design choice: multi-threaded / asynchronous wxpython client?
kinch1967 at gmail.com
Sun Apr 27 18:35:21 CEST 2008
On Apr 27, 11:12 pm, Jorge Godoy <jgo... at gmail.com> wrote:
> bullockbefriending bard wrote:
> > A further complication is that at a later point, I will want to do
> > real-time time series prediction on all this data (viz. predicting
> > actual starting prices at post time x minutes in the future). Assuming
> > I can quickly (enough) retrieve the relevant last n tote data samples
> > from the database in order to do this, then it will indeed be much
> > simpler to make things much more DB-centric... as opposed to
> > maintaining all this state/history in program data structures and
> > updating it in real time.
> If instead of storing XML and YAML you store the data points, you can do
> everything from inside the database.
> PostgreSQL supports Python stored procedures / functions and also support
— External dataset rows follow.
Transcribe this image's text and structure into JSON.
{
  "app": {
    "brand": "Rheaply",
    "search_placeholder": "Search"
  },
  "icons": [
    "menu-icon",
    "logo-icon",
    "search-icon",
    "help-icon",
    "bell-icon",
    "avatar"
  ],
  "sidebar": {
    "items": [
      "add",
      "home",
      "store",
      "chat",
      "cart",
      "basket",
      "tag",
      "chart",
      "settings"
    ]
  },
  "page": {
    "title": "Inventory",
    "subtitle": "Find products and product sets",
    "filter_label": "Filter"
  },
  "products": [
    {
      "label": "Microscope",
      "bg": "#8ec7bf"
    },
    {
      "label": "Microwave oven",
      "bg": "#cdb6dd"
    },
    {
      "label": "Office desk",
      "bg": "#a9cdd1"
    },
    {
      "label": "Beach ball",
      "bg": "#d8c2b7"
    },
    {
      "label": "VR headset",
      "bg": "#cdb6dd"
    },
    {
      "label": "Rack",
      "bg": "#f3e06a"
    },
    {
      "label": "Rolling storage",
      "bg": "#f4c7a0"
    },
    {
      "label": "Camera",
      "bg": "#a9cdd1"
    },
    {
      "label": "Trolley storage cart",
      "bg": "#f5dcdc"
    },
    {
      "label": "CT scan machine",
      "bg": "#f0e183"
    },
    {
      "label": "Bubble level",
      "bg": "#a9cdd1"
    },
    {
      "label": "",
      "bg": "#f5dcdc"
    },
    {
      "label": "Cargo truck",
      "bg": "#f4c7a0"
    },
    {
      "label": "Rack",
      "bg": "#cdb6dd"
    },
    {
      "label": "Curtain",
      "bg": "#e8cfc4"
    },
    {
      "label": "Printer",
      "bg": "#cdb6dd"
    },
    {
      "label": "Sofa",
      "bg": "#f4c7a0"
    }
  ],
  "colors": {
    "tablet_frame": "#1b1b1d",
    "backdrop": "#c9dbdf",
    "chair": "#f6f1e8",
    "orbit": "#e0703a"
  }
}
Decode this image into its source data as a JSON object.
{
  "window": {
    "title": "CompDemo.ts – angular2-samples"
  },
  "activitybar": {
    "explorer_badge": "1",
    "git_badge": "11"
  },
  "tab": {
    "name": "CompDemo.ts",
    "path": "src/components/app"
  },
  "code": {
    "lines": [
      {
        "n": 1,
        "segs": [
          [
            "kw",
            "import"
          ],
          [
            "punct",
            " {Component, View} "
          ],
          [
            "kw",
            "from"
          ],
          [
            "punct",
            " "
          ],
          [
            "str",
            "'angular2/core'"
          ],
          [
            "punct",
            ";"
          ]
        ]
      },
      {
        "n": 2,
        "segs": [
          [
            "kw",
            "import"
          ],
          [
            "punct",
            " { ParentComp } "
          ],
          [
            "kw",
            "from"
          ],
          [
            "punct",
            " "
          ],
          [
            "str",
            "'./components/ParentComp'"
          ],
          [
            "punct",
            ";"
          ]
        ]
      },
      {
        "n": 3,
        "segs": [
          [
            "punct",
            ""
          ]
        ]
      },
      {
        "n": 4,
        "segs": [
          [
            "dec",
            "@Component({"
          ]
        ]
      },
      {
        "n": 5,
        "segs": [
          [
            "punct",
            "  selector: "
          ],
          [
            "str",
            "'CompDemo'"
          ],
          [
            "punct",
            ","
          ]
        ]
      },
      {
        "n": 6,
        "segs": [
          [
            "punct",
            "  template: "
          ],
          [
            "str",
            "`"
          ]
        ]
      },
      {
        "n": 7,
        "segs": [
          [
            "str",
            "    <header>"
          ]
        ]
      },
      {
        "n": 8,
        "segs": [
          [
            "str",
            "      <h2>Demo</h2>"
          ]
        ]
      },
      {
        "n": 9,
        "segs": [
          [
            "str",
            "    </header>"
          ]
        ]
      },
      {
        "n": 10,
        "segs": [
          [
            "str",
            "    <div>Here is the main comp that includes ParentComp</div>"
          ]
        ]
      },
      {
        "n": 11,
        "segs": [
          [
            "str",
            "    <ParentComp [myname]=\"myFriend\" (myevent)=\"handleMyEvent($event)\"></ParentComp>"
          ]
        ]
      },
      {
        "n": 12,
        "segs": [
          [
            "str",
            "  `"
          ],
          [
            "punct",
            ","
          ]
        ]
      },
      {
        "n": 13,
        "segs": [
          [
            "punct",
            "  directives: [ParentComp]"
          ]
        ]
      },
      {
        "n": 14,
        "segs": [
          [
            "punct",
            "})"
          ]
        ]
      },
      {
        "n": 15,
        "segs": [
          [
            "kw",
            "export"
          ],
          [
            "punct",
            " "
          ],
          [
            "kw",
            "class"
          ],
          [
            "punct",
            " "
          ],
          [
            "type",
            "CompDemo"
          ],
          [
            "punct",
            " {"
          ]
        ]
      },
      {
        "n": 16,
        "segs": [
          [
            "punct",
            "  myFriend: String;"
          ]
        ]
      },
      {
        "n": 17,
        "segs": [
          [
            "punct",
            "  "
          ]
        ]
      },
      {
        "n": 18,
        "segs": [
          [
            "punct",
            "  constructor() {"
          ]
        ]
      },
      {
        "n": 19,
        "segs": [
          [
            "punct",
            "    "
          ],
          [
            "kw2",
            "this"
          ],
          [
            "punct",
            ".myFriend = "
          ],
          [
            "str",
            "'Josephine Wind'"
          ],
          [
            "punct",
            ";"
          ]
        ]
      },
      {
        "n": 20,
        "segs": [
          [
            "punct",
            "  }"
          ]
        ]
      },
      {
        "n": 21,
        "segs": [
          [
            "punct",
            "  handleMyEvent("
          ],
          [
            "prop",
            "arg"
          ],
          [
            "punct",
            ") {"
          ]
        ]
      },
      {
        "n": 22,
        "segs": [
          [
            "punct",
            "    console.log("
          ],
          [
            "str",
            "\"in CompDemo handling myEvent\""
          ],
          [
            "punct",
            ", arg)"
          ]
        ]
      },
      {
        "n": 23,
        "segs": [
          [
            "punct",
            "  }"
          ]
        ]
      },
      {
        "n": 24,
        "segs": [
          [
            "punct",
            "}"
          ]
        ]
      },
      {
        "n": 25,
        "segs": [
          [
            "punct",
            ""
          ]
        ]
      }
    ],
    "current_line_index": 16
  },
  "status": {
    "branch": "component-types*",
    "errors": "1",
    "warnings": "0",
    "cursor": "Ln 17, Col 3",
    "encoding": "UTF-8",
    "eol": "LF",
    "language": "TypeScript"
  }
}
> using R in the same way, for manipulating data. Then you can work with
> everything and just retrieve the resulting information.
> You might try storing the raw data and the XML / YAML, but I believe that
> keeping those sync'ed might cause you some extra work.
Tempting thought, but one of the problems with this kind of horse
racing tote data is that a lot of it is for combinations of runners
rather than single runners. Whilst there might be (say) 14 horses in a
race, there are 91 quinella price combinations (1-2 through 13-14,
i.e. the 2-subsets of range(1, 15)) and 364 trio price combinations.
It is not really practical (I suspect) to have database tables with
columns for that many combinations?
I certainly DO have a horror of having my XML / whatever else formats
getting out of sync. I also have to worry about the tote company later
changing their XML format. From that viewpoint, there is indeed a lot
to be said for storing the tote data as numbers in tables.
More information about the Python-list